Northern Prairie Wildlife Research Center
The recent spread of purple loosestrife into Nebraska and Wyoming (Thompson and Yates 1985) completes a cross-continent distribution, and demonstrates that this weed is a problem of national importance. Since dollars for research and control depend on solid evaluations of economic loss, one of the first needs is for studies that demonstrate and quantify actual losses incurred with infestations of L. salicaria in natural and agricultural habitats. Meanwhile, the spread and expansion of the weed's geographic range should continue to be monitored. Best et al. (1981) demonstrated that 10 species of hydrophytes (4 of them L. salicaria associates) can be identified with remotely sensed imagery. This and other inventory techniques should be applied to purple loosestrife. We also need to know much more about the growth, reproduction, and survival of purple loosestrife in relation to its plant associates so that wetland managers can better work within the constraints imposed by the invasion of this weed.

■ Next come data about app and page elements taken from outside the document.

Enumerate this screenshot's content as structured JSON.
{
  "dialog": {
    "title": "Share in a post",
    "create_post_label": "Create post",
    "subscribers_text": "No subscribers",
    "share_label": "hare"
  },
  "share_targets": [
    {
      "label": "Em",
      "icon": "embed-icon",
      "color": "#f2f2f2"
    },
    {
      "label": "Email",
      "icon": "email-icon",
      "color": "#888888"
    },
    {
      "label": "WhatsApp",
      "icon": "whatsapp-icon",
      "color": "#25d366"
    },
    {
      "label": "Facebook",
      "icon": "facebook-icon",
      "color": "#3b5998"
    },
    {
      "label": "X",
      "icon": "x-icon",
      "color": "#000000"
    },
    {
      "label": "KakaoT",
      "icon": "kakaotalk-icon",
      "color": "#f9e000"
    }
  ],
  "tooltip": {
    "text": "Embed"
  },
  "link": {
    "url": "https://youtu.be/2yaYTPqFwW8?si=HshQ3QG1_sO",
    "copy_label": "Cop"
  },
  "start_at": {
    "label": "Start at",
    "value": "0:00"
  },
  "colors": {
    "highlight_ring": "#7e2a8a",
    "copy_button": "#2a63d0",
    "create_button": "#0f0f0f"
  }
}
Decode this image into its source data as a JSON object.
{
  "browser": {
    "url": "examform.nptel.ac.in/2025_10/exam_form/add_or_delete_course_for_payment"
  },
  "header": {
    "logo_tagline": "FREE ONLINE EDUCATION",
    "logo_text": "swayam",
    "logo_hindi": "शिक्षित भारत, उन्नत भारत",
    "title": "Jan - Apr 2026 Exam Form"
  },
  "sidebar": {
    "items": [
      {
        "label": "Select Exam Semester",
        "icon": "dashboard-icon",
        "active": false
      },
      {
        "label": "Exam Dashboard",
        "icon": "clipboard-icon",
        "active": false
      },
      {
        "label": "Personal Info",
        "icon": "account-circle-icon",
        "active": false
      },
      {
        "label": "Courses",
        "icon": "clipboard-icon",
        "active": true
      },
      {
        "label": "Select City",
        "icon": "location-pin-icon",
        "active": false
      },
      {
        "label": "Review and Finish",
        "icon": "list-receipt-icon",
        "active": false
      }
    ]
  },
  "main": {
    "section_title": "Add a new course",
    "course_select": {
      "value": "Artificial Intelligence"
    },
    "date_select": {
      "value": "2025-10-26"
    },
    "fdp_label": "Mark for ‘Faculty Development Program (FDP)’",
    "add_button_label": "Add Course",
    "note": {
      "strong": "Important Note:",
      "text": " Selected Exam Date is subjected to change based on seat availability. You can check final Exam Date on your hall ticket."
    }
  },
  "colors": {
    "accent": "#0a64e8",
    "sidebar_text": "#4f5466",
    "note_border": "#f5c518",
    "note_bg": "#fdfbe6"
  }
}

Although special formulations for glyphosate and other wide-spectrum agricultural herbicides have been approved for wetland and aquatic use, we know little about the impact of these chemicals on wetland and aquatic plant communities. We also need to test various infertile cultivars of purple loosestrife to verify that these horticultural clones remain sterile under a wide range of sites and conditions. Last, we should continue work on the search for biological control agents in Europe. An interagency biological control program is potentially the most cost-effective and least environmentally damaging control tactic that can be devised.